══ Material shown ══

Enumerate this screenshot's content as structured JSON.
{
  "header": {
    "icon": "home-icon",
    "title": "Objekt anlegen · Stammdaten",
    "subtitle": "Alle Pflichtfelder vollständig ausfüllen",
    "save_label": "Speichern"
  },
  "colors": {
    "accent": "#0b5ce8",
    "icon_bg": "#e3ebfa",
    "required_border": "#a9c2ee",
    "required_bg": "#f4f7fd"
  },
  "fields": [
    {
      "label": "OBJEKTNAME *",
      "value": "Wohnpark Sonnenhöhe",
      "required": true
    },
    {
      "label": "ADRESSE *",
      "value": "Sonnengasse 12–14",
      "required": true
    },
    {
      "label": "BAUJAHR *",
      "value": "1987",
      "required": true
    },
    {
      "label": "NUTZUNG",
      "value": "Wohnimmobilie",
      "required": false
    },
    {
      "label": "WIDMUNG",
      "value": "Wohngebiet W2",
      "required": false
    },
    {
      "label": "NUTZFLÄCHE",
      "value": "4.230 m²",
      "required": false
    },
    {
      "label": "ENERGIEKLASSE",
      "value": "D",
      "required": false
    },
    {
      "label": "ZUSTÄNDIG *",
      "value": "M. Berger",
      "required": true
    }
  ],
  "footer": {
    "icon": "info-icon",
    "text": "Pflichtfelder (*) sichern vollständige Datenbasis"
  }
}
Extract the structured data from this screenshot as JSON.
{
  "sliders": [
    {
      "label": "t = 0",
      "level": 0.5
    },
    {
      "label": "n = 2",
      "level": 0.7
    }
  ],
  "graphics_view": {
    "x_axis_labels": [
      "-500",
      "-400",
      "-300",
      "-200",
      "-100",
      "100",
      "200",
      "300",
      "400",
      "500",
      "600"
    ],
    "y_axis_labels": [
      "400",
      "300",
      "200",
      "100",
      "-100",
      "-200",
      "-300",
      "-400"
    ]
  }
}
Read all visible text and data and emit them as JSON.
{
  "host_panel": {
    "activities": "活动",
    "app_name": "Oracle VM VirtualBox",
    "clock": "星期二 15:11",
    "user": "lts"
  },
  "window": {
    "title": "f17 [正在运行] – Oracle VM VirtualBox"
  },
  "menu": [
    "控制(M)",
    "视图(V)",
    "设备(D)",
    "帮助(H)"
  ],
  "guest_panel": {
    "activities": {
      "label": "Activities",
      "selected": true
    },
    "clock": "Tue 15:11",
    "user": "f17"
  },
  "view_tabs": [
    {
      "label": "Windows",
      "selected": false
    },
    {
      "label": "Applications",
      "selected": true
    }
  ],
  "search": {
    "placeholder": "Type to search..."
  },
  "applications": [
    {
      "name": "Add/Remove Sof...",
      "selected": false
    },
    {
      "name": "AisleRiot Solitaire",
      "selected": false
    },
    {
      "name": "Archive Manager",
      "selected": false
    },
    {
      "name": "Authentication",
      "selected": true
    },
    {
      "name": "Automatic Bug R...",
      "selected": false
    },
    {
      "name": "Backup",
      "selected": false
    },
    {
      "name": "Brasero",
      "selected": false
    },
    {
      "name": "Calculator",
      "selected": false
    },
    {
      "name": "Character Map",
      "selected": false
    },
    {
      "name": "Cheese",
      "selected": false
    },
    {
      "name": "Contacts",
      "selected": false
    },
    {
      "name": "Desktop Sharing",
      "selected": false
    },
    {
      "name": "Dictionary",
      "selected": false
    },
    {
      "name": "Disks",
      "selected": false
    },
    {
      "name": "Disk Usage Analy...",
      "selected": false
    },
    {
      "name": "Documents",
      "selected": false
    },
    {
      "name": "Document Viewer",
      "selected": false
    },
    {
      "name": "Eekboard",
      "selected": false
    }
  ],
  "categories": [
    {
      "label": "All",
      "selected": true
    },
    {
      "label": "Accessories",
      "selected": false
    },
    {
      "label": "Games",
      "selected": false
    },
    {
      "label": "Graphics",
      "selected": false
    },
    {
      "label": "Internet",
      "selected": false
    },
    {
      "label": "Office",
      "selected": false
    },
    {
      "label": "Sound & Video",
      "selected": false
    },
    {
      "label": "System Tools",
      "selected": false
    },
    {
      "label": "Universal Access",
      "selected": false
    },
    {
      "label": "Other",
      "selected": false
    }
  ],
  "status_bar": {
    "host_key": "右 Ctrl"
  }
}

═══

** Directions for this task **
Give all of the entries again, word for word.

** Exercise answer **
Enumerate this screenshot's content as structured JSON.
{
  "header": {
    "icon": "home-icon",
    "title": "Objekt anlegen · Stammdaten",
    "subtitle": "Alle Pflichtfelder vollständig ausfüllen",
    "save_label": "Speichern"
  },
  "colors": {
    "accent": "#0b5ce8",
    "icon_bg": "#e3ebfa",
    "required_border": "#a9c2ee",
    "required_bg": "#f4f7fd"
  },
  "fields": [
    {
      "label": "OBJEKTNAME *",
      "value": "Wohnpark Sonnenhöhe",
      "required": true
    },
    {
      "label": "ADRESSE *",
      "value": "Sonnengasse 12–14",
      "required": true
    },
    {
      "label": "BAUJAHR *",
      "value": "1987",
      "required": true
    },
    {
      "label": "NUTZUNG",
      "value": "Wohnimmobilie",
      "required": false
    },
    {
      "label": "WIDMUNG",
      "value": "Wohngebiet W2",
      "required": false
    },
    {
      "label": "NUTZFLÄCHE",
      "value": "4.230 m²",
      "required": false
    },
    {
      "label": "ENERGIEKLASSE",
      "value": "D",
      "required": false
    },
    {
      "label": "ZUSTÄNDIG *",
      "value": "M. Berger",
      "required": true
    }
  ],
  "footer": {
    "icon": "info-icon",
    "text": "Pflichtfelder (*) sichern vollständige Datenbasis"
  }
}
Extract the structured data from this screenshot as JSON.
{
  "sliders": [
    {
      "label": "t = 0",
      "level": 0.5
    },
    {
      "label": "n = 2",
      "level": 0.7
    }
  ],
  "graphics_view": {
    "x_axis_labels": [
      "-500",
      "-400",
      "-300",
      "-200",
      "-100",
      "100",
      "200",
      "300",
      "400",
      "500",
      "600"
    ],
    "y_axis_labels": [
      "400",
      "300",
      "200",
      "100",
      "-100",
      "-200",
      "-300",
      "-400"
    ]
  }
}
Read all visible text and data and emit them as JSON.
{
  "host_panel": {
    "activities": "活动",
    "app_name": "Oracle VM VirtualBox",
    "clock": "星期二 15:11",
    "user": "lts"
  },
  "window": {
    "title": "f17 [正在运行] – Oracle VM VirtualBox"
  },
  "menu": [
    "控制(M)",
    "视图(V)",
    "设备(D)",
    "帮助(H)"
  ],
  "guest_panel": {
    "activities": {
      "label": "Activities",
      "selected": true
    },
    "clock": "Tue 15:11",
    "user": "f17"
  },
  "view_tabs": [
    {
      "label": "Windows",
      "selected": false
    },
    {
      "label": "Applications",
      "selected": true
    }
  ],
  "search": {
    "placeholder": "Type to search..."
  },
  "applications": [
    {
      "name": "Add/Remove Sof...",
      "selected": false
    },
    {
      "name": "AisleRiot Solitaire",
      "selected": false
    },
    {
      "name": "Archive Manager",
      "selected": false
    },
    {
      "name": "Authentication",
      "selected": true
    },
    {
      "name": "Automatic Bug R...",
      "selected": false
    },
    {
      "name": "Backup",
      "selected": false
    },
    {
      "name": "Brasero",
      "selected": false
    },
    {
      "name": "Calculator",
      "selected": false
    },
    {
      "name": "Character Map",
      "selected": false
    },
    {
      "name": "Cheese",
      "selected": false
    },
    {
      "name": "Contacts",
      "selected": false
    },
    {
      "name": "Desktop Sharing",
      "selected": false
    },
    {
      "name": "Dictionary",
      "selected": false
    },
    {
      "name": "Disks",
      "selected": false
    },
    {
      "name": "Disk Usage Analy...",
      "selected": false
    },
    {
      "name": "Documents",
      "selected": false
    },
    {
      "name": "Document Viewer",
      "selected": false
    },
    {
      "name": "Eekboard",
      "selected": false
    }
  ],
  "categories": [
    {
      "label": "All",
      "selected": true
    },
    {
      "label": "Accessories",
      "selected": false
    },
    {
      "label": "Games",
      "selected": false
    },
    {
      "label": "Graphics",
      "selected": false
    },
    {
      "label": "Internet",
      "selected": false
    },
    {
      "label": "Office",
      "selected": false
    },
    {
      "label": "Sound & Video",
      "selected": false
    },
    {
      "label": "System Tools",
      "selected": false
    },
    {
      "label": "Universal Access",
      "selected": false
    },
    {
      "label": "Other",
      "selected": false
    }
  ],
  "status_bar": {
    "host_key": "右 Ctrl"
  }
}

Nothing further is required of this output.